The history tells that Grana cheese of the Pianura Padana was born in 1134 in Chiaravalle abbey, a few kms at the south of Milan. It was produced in specific boilers inside the Monasteries that can be considered as the first cheese factories. The Monks called it “caseus vetus”, meaning old cheese. The population, that didn’t have any familiarity with Latin, gave it another name, deriving from the cheese’s particular paste, compact but grainy. That’s how the name of the Grana cheese or simply Grana was born. The most mentioned Granas are the lodesano or lodigiano, considered by many as the oldest, the Milanese, the Parmigiano, the Piacentino and the Mantovano.
GRANA PADANO WHEELS
The turning point in the cheese production dates back to 1951. In Stresa, in that year’s June, specialists and operators working in the dairy sector signed an “Agreement” where they established a series of norms about cheese denominations and indications about their characteristics. On that occasion a distinction was made: “Grana Lodigiano” cheese, that later became Grana Padano, and “Parmigiano Reggiano” cheese. It was not until the 10th April 1954 that Italy established a few norms about the “safeguard of the Denominations of the typical origins of the cheeses”, and the consecutive 18th June the Consortium for the Grana Padano cheese safeguard was born.
The 30th October 1955 was issued a Decree (n. 1269) by the President of the Republic about the “Safeguard of designations of origin and typical designations of cheeses (…) concerning the sale of designation of origin cheeses and typical designation cheeses varieties in packaged pieces”, Grana Padano included. In 1966 it obtained the accreditation of Protected Designation Origin by the European Union.

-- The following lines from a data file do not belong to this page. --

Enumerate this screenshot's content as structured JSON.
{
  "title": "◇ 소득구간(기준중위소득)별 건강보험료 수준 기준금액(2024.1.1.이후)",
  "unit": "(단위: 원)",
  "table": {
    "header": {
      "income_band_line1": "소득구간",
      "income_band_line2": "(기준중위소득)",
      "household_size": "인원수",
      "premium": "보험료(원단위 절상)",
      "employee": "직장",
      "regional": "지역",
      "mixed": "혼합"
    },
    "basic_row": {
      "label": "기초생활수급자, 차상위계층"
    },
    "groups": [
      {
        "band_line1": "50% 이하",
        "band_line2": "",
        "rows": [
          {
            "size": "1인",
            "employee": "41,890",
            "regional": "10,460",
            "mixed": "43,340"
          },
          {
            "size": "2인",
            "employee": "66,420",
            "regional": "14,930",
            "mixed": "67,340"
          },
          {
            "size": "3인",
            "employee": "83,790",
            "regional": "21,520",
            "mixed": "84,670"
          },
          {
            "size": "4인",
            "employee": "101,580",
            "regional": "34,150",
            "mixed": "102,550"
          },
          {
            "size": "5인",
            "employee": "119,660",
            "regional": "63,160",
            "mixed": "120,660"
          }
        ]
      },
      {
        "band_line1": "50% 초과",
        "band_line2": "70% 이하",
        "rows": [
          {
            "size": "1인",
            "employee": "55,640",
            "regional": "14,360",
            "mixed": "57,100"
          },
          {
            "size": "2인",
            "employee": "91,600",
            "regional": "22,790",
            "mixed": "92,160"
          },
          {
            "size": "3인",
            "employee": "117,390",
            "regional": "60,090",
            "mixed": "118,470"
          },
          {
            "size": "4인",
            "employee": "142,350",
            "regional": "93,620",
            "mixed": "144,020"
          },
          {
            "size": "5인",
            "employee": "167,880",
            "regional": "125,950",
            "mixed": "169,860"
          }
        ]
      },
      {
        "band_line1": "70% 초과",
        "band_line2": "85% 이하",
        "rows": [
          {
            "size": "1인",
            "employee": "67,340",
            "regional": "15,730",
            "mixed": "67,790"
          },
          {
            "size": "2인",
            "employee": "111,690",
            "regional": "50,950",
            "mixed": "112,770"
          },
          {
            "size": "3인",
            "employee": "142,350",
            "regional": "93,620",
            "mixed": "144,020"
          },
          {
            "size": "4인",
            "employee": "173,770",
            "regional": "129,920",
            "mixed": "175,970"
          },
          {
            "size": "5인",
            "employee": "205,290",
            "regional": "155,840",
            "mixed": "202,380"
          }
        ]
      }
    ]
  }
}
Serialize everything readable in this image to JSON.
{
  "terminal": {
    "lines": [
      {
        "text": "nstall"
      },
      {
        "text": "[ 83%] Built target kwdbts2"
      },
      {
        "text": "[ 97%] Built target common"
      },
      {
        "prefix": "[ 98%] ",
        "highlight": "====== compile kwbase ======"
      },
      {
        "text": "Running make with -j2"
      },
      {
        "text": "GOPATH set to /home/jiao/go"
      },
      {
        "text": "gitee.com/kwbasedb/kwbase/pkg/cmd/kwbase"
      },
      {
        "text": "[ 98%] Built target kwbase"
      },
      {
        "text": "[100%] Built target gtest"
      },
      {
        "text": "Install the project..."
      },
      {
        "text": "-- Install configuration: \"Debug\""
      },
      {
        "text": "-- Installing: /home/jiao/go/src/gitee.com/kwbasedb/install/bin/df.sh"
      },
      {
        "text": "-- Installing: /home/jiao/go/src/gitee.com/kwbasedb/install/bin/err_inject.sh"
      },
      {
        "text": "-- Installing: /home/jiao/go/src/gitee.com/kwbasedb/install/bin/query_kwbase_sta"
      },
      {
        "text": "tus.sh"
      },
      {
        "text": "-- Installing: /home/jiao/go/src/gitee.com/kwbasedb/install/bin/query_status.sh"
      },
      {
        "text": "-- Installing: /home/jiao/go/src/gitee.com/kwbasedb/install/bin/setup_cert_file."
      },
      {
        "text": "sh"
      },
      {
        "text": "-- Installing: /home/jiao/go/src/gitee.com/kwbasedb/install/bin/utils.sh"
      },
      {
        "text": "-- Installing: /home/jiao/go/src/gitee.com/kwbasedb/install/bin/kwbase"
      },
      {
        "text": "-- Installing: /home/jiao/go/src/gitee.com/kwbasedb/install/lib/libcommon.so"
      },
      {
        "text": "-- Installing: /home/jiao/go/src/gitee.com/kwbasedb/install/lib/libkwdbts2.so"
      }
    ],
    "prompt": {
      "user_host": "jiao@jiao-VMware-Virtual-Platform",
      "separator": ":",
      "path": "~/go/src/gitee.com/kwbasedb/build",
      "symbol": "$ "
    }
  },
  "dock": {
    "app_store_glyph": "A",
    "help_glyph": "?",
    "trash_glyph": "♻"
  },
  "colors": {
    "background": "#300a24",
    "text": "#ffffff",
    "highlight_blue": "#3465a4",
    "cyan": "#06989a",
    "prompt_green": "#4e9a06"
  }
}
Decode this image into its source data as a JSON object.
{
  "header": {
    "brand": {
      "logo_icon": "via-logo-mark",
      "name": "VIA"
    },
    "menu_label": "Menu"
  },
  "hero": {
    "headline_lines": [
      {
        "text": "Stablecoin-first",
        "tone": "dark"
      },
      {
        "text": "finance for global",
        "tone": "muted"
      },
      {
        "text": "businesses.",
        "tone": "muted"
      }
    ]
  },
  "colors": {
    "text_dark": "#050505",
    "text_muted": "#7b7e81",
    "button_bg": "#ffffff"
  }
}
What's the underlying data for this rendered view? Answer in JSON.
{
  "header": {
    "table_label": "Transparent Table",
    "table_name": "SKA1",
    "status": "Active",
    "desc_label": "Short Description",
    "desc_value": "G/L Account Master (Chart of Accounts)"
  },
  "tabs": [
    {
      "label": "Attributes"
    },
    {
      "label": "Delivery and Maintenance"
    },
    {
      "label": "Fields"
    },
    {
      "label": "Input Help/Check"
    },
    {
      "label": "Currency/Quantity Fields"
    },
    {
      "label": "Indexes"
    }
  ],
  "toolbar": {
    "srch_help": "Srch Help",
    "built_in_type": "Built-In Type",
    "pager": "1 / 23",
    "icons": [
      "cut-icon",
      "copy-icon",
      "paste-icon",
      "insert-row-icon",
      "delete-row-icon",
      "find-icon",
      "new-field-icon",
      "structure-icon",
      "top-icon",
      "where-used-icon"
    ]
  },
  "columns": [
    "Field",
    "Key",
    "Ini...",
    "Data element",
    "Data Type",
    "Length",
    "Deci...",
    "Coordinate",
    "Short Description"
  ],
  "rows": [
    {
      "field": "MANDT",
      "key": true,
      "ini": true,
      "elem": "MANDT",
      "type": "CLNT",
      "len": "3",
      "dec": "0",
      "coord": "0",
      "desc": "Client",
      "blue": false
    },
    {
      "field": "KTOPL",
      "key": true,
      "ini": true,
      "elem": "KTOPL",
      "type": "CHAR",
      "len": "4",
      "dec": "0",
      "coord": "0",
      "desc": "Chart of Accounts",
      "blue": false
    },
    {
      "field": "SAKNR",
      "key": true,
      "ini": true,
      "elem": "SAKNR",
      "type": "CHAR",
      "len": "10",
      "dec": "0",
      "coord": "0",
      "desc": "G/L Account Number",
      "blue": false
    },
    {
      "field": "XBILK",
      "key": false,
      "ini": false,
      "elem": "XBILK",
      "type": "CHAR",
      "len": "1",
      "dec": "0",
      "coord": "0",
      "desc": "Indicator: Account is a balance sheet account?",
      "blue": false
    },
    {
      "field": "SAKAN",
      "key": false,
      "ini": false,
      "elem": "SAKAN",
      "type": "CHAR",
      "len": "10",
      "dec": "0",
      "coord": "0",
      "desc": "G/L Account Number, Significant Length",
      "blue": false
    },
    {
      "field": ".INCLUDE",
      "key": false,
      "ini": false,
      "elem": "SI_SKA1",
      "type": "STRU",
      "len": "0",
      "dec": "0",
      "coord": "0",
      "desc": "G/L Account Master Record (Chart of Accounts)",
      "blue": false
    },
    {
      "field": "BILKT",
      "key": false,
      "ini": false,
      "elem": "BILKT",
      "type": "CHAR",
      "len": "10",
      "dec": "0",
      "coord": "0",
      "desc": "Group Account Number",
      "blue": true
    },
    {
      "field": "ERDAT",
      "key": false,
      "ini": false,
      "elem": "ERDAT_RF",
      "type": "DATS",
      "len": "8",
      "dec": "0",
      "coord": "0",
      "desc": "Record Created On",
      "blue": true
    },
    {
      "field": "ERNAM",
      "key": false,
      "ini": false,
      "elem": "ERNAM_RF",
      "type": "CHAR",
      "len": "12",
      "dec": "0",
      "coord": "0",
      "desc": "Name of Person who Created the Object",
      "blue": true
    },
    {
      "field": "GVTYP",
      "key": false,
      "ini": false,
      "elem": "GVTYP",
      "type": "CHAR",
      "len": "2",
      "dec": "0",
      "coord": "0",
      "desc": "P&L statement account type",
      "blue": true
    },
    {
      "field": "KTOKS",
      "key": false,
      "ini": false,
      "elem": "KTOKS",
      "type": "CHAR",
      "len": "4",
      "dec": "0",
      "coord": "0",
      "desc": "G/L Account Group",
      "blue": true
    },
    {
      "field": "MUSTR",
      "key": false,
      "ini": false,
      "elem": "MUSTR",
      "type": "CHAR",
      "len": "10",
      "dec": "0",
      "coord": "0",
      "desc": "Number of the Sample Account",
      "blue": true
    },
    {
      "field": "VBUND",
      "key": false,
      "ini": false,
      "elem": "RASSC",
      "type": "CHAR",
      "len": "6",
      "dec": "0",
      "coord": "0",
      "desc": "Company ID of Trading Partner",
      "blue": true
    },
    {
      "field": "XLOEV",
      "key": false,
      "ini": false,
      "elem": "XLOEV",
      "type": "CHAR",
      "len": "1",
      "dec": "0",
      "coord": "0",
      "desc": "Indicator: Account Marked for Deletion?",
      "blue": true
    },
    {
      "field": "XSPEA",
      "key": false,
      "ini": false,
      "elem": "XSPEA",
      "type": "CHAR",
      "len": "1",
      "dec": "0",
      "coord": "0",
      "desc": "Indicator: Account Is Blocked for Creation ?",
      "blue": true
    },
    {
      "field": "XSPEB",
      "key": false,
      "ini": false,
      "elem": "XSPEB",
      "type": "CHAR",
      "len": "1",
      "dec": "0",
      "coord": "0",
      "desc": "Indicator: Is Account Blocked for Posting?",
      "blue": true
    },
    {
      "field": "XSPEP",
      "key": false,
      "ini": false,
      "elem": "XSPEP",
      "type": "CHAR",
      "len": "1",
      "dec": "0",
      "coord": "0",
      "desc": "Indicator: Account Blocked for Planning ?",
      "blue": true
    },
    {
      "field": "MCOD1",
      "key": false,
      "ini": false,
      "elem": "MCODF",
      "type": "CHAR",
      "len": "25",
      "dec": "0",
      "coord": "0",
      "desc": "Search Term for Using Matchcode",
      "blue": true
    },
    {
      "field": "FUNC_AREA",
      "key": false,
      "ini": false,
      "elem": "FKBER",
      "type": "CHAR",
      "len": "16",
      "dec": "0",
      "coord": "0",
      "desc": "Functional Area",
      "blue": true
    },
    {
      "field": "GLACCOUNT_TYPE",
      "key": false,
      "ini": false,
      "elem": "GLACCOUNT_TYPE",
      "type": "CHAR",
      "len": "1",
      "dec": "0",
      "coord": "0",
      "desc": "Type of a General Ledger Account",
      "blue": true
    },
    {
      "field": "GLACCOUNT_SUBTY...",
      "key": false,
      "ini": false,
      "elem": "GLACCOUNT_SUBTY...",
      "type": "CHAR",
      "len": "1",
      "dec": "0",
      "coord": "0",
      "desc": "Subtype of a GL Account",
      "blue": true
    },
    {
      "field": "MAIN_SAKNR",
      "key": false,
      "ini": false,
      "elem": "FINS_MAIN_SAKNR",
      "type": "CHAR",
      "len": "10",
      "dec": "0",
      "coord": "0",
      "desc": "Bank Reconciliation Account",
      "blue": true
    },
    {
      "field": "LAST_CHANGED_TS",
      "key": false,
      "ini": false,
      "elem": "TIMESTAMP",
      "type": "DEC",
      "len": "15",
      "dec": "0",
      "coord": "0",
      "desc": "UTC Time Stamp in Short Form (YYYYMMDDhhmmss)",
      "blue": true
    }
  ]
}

Following the mutated regime after this accreditation, the control’s functions – that consist in the examination of the existence of the conditions established by the Production disciplinary with the aim of giving the product the right to have the rhomboidal brand, that is the badge of the PDO Grana Padano Denomination.
(Translated by Laura Fugazzi)